═══ INFORMATION SUPPLIED ═══

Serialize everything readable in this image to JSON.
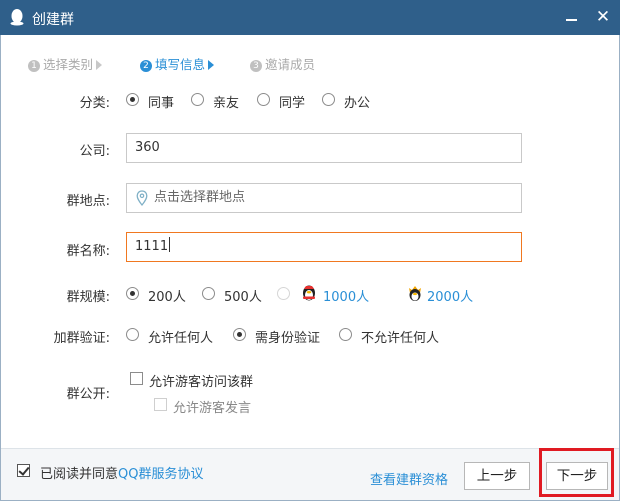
{
  "window": {
    "title": "创建群"
  },
  "steps": [
    {
      "num": "1",
      "label": "选择类别"
    },
    {
      "num": "2",
      "label": "填写信息"
    },
    {
      "num": "3",
      "label": "邀请成员"
    }
  ],
  "form": {
    "category": {
      "label": "分类:",
      "options": [
        "同事",
        "亲友",
        "同学",
        "办公"
      ],
      "selected": "同事"
    },
    "company": {
      "label": "公司:",
      "value": "360"
    },
    "location": {
      "label": "群地点:",
      "placeholder": "点击选择群地点"
    },
    "name": {
      "label": "群名称:",
      "value": "1111"
    },
    "scale": {
      "label": "群规模:",
      "options": [
        "200人",
        "500人",
        "1000人",
        "2000人"
      ],
      "selected": "200人"
    },
    "verify": {
      "label": "加群验证:",
      "options": [
        "允许任何人",
        "需身份验证",
        "不允许任何人"
      ],
      "selected": "需身份验证"
    },
    "public": {
      "label": "群公开:",
      "visitor_access": "允许游客访问该群",
      "visitor_speak": "允许游客发言"
    }
  },
  "footer": {
    "agree_prefix": "已阅读并同意",
    "agree_link": "QQ群服务协议",
    "qualification": "查看建群资格",
    "prev": "上一步",
    "next": "下一步"
  }
}
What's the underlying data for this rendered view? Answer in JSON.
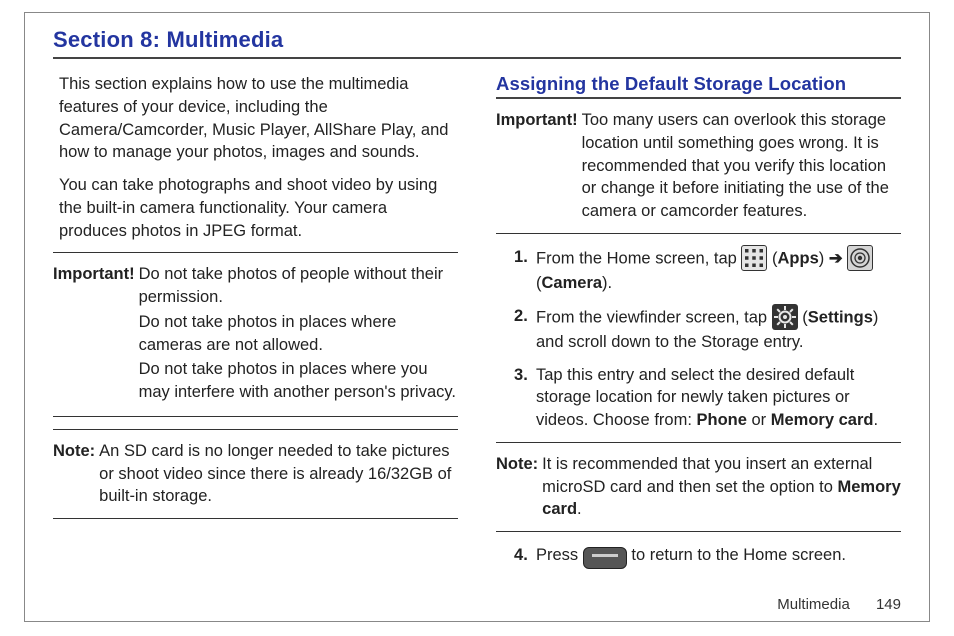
{
  "title": "Section 8: Multimedia",
  "left": {
    "intro1": "This section explains how to use the multimedia features of your device, including the Camera/Camcorder, Music Player, AllShare Play, and how to manage your photos, images and sounds.",
    "intro2": "You can take photographs and shoot video by using the built-in camera functionality. Your camera produces photos in JPEG format.",
    "important_label": "Important!",
    "important_lines": [
      "Do not take photos of people without their permission.",
      "Do not take photos in places where cameras are not allowed.",
      "Do not take photos in places where you may interfere with another person's privacy."
    ],
    "note_label": "Note:",
    "note_text": "An SD card is no longer needed to take pictures or shoot video since there is already 16/32GB of built-in storage."
  },
  "right": {
    "heading": "Assigning the Default Storage Location",
    "important_label": "Important!",
    "important_text": "Too many users can overlook this storage location until something goes wrong. It is recommended that you verify this location or change it before initiating the use of the camera or camcorder features.",
    "step1_a": "From the Home screen, tap ",
    "step1_apps": "Apps",
    "step1_arrow": "➔",
    "step1_camera": "Camera",
    "step2_a": "From the viewfinder screen, tap ",
    "step2_settings": "Settings",
    "step2_b": " and scroll down to the Storage entry.",
    "step3_a": "Tap this entry and select the desired default storage location for newly taken pictures or videos. Choose from: ",
    "step3_phone": "Phone",
    "step3_or": " or ",
    "step3_mem": "Memory card",
    "note_label": "Note:",
    "note_a": "It is recommended that you insert an external microSD card and then set the option to ",
    "note_mem": "Memory card",
    "step4_a": "Press ",
    "step4_b": " to return to the Home screen."
  },
  "footer": {
    "label": "Multimedia",
    "page": "149"
  }
}
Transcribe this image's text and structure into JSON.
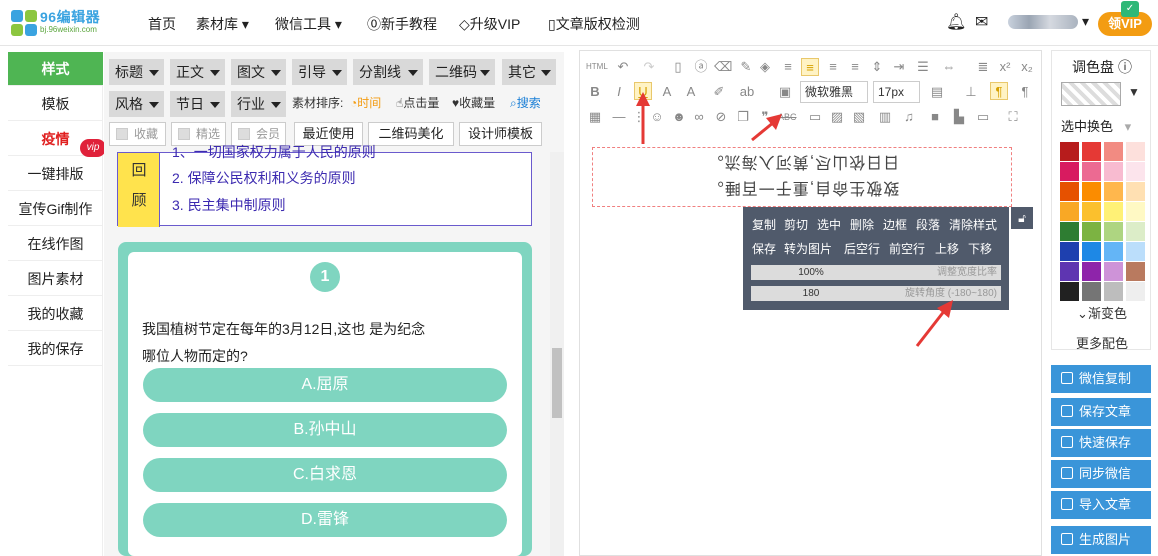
{
  "brand": {
    "name": "96编辑器",
    "url": "bj.96weixin.com"
  },
  "nav": {
    "home": "首页",
    "materials": "素材库",
    "wechat_tools": "微信工具",
    "tutorial": "新手教程",
    "upgrade": "升级VIP",
    "copyright": "文章版权检测",
    "vip_button": "领VIP"
  },
  "sidebar": {
    "items": [
      "样式",
      "模板",
      "疫情",
      "一键排版",
      "宣传Gif制作",
      "在线作图",
      "图片素材",
      "我的收藏",
      "我的保存"
    ],
    "vip_badge": "vip"
  },
  "filters": {
    "row1": [
      "标题",
      "正文",
      "图文",
      "引导",
      "分割线",
      "二维码",
      "其它"
    ],
    "row2": [
      "风格",
      "节日",
      "行业"
    ],
    "sort_label": "素材排序:",
    "sort_time": "时间",
    "sort_clicks": "点击量",
    "sort_favorites": "收藏量",
    "search": "搜索",
    "checks": [
      "收藏",
      "精选",
      "会员"
    ],
    "buttons": [
      "最近使用",
      "二维码美化",
      "设计师模板"
    ]
  },
  "preview": {
    "review_label": "回顾",
    "review_lines": [
      "1、一切国家权力属于人民的原则",
      "2. 保障公民权利和义务的原则",
      "3. 民主集中制原则"
    ],
    "quiz_number": "1",
    "question_line1": "我国植树节定在每年的3月12日,这也 是为纪念",
    "question_line2": "哪位人物而定的?",
    "options": [
      "A.屈原",
      "B.孙中山",
      "C.白求恩",
      "D.雷锋"
    ]
  },
  "editor": {
    "font_family": "微软雅黑",
    "font_size": "17px",
    "flipped_line1": "致敬生命自,重于一百睡。",
    "flipped_line2": "日日依山尽,黄河入海流。"
  },
  "popup": {
    "row1": [
      "复制",
      "剪切",
      "选中",
      "删除",
      "边框",
      "段落",
      "清除样式"
    ],
    "row2": [
      "保存",
      "转为图片",
      "后空行",
      "前空行",
      "上移",
      "下移"
    ],
    "width_value": "100%",
    "width_label": "调整宽度比率",
    "rotate_value": "180",
    "rotate_label": "旋转角度 (-180~180)"
  },
  "color_panel": {
    "title": "调色盘",
    "subtitle": "选中换色",
    "gradient": "渐变色",
    "more": "更多配色",
    "swatches": [
      "#b71c1c",
      "#e53935",
      "#f28b82",
      "#fde0dc",
      "#d81b60",
      "#ec6a92",
      "#f8bbd0",
      "#fce4ec",
      "#e65100",
      "#fb8c00",
      "#ffb74d",
      "#ffe0b2",
      "#f9a825",
      "#fbc02d",
      "#fff176",
      "#fff9c4",
      "#2e7d32",
      "#7cb342",
      "#aed581",
      "#dcedc8",
      "#1e40af",
      "#1e88e5",
      "#64b5f6",
      "#bbdefb",
      "#5e35b1",
      "#8e24aa",
      "#ce93d8",
      "#b97a5f",
      "#212121",
      "#757575",
      "#bdbdbd",
      "#eeeeee"
    ]
  },
  "actions": [
    "微信复制",
    "保存文章",
    "快速保存",
    "同步微信",
    "导入文章",
    "生成图片"
  ]
}
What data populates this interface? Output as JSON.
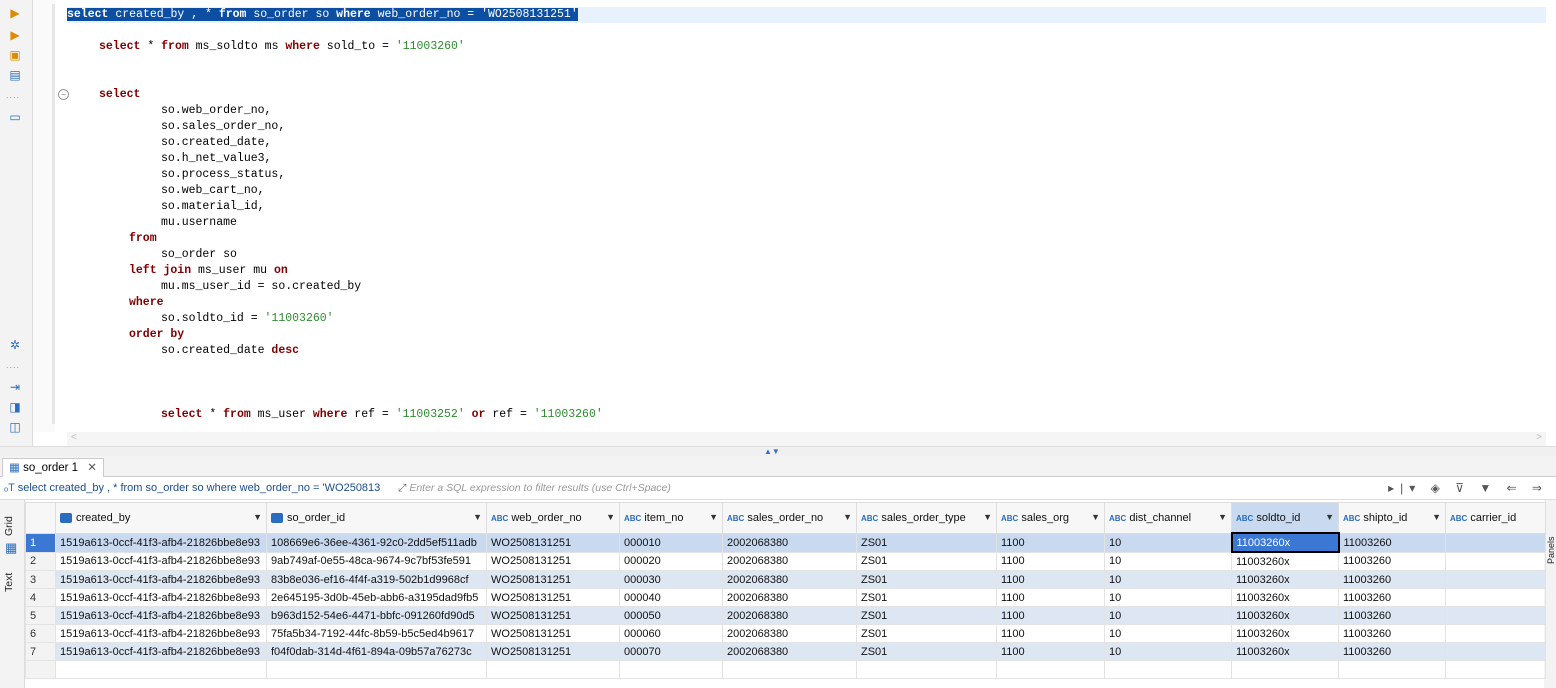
{
  "editor": {
    "lines": [
      "select created_by , * from so_order so where web_order_no = 'WO2508131251'",
      "select * from ms_soldto ms where sold_to = '11003260'",
      "select",
      "so.web_order_no,",
      "so.sales_order_no,",
      "so.created_date,",
      "so.h_net_value3,",
      "so.process_status,",
      "so.web_cart_no,",
      "so.material_id,",
      "mu.username",
      "from",
      "so_order so",
      "left join ms_user mu on",
      "mu.ms_user_id = so.created_by",
      "where",
      "so.soldto_id = '11003260'",
      "order by",
      "so.created_date desc",
      "select * from ms_user where ref = '11003252' or ref = '11003260'"
    ]
  },
  "results": {
    "tab_label": "so_order 1",
    "query_text": "select created_by , * from so_order so where web_order_no = 'WO250813",
    "filter_placeholder": "Enter a SQL expression to filter results (use Ctrl+Space)",
    "side_tabs": [
      "Grid",
      "Text"
    ],
    "right_panel_label": "Panels",
    "columns": [
      "created_by",
      "so_order_id",
      "web_order_no",
      "item_no",
      "sales_order_no",
      "sales_order_type",
      "sales_org",
      "dist_channel",
      "soldto_id",
      "shipto_id",
      "carrier_id"
    ],
    "rows": [
      [
        "1",
        "1519a613-0ccf-41f3-afb4-21826bbe8e93",
        "108669e6-36ee-4361-92c0-2dd5ef511adb",
        "WO2508131251",
        "000010",
        "2002068380",
        "ZS01",
        "1100",
        "10",
        "11003260x",
        "11003260",
        ""
      ],
      [
        "2",
        "1519a613-0ccf-41f3-afb4-21826bbe8e93",
        "9ab749af-0e55-48ca-9674-9c7bf53fe591",
        "WO2508131251",
        "000020",
        "2002068380",
        "ZS01",
        "1100",
        "10",
        "11003260x",
        "11003260",
        ""
      ],
      [
        "3",
        "1519a613-0ccf-41f3-afb4-21826bbe8e93",
        "83b8e036-ef16-4f4f-a319-502b1d9968cf",
        "WO2508131251",
        "000030",
        "2002068380",
        "ZS01",
        "1100",
        "10",
        "11003260x",
        "11003260",
        ""
      ],
      [
        "4",
        "1519a613-0ccf-41f3-afb4-21826bbe8e93",
        "2e645195-3d0b-45eb-abb6-a3195dad9fb5",
        "WO2508131251",
        "000040",
        "2002068380",
        "ZS01",
        "1100",
        "10",
        "11003260x",
        "11003260",
        ""
      ],
      [
        "5",
        "1519a613-0ccf-41f3-afb4-21826bbe8e93",
        "b963d152-54e6-4471-bbfc-091260fd90d5",
        "WO2508131251",
        "000050",
        "2002068380",
        "ZS01",
        "1100",
        "10",
        "11003260x",
        "11003260",
        ""
      ],
      [
        "6",
        "1519a613-0ccf-41f3-afb4-21826bbe8e93",
        "75fa5b34-7192-44fc-8b59-b5c5ed4b9617",
        "WO2508131251",
        "000060",
        "2002068380",
        "ZS01",
        "1100",
        "10",
        "11003260x",
        "11003260",
        ""
      ],
      [
        "7",
        "1519a613-0ccf-41f3-afb4-21826bbe8e93",
        "f04f0dab-314d-4f61-894a-09b57a76273c",
        "WO2508131251",
        "000070",
        "2002068380",
        "ZS01",
        "1100",
        "10",
        "11003260x",
        "11003260",
        ""
      ]
    ]
  },
  "colors": {
    "keyword": "#7f0000",
    "string": "#2e8b2e",
    "selection": "#0b4ea2",
    "accent": "#3b78d4"
  }
}
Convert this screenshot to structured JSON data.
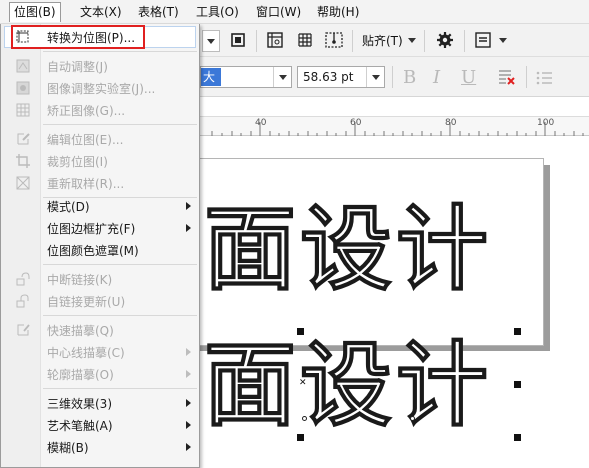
{
  "menubar": {
    "items": [
      "位图(B)",
      "文本(X)",
      "表格(T)",
      "工具(O)",
      "窗口(W)",
      "帮助(H)"
    ]
  },
  "toolbar": {
    "snap_label": "贴齐(T)",
    "font_name_partial": "大",
    "font_size": "58.63 pt"
  },
  "ruler": {
    "labels": [
      "40",
      "60",
      "80",
      "100"
    ]
  },
  "canvas": {
    "line1": "面设计",
    "line2": "面设计"
  },
  "bitmap_menu": {
    "items": [
      {
        "label": "转换为位图(P)...",
        "enabled": true,
        "submenu": false
      },
      {
        "label": "自动调整(J)",
        "enabled": false,
        "submenu": false
      },
      {
        "label": "图像调整实验室(J)...",
        "enabled": false,
        "submenu": false
      },
      {
        "label": "矫正图像(G)...",
        "enabled": false,
        "submenu": false
      },
      {
        "label": "编辑位图(E)...",
        "enabled": false,
        "submenu": false
      },
      {
        "label": "裁剪位图(I)",
        "enabled": false,
        "submenu": false
      },
      {
        "label": "重新取样(R)...",
        "enabled": false,
        "submenu": false
      },
      {
        "label": "模式(D)",
        "enabled": true,
        "submenu": true
      },
      {
        "label": "位图边框扩充(F)",
        "enabled": true,
        "submenu": true
      },
      {
        "label": "位图颜色遮罩(M)",
        "enabled": true,
        "submenu": false
      },
      {
        "label": "中断链接(K)",
        "enabled": false,
        "submenu": false
      },
      {
        "label": "自链接更新(U)",
        "enabled": false,
        "submenu": false
      },
      {
        "label": "快速描摹(Q)",
        "enabled": false,
        "submenu": false
      },
      {
        "label": "中心线描摹(C)",
        "enabled": false,
        "submenu": true
      },
      {
        "label": "轮廓描摹(O)",
        "enabled": false,
        "submenu": true
      },
      {
        "label": "三维效果(3)",
        "enabled": true,
        "submenu": true
      },
      {
        "label": "艺术笔触(A)",
        "enabled": true,
        "submenu": true
      },
      {
        "label": "模糊(B)",
        "enabled": true,
        "submenu": true
      }
    ]
  },
  "colors": {
    "highlight_box": "#e02020",
    "font_selection": "#3b78d8"
  }
}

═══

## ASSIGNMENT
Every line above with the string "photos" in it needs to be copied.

## ANSWER TO THE PROBLEM
    "intro1": "This section explains how to use the multimedia features of your device, including the Camera/Camcorder, Music Player, AllShare Play, and how to manage your photos, images and sounds.",
    "intro2": "You can take photographs and shoot video by using the built-in camera functionality. Your camera produces photos in JPEG format.",
      "Do not take photos of people without their permission.",
      "Do not take photos in places where cameras are not allowed.",
      "Do not take photos in places where you may interfere with another person's privacy."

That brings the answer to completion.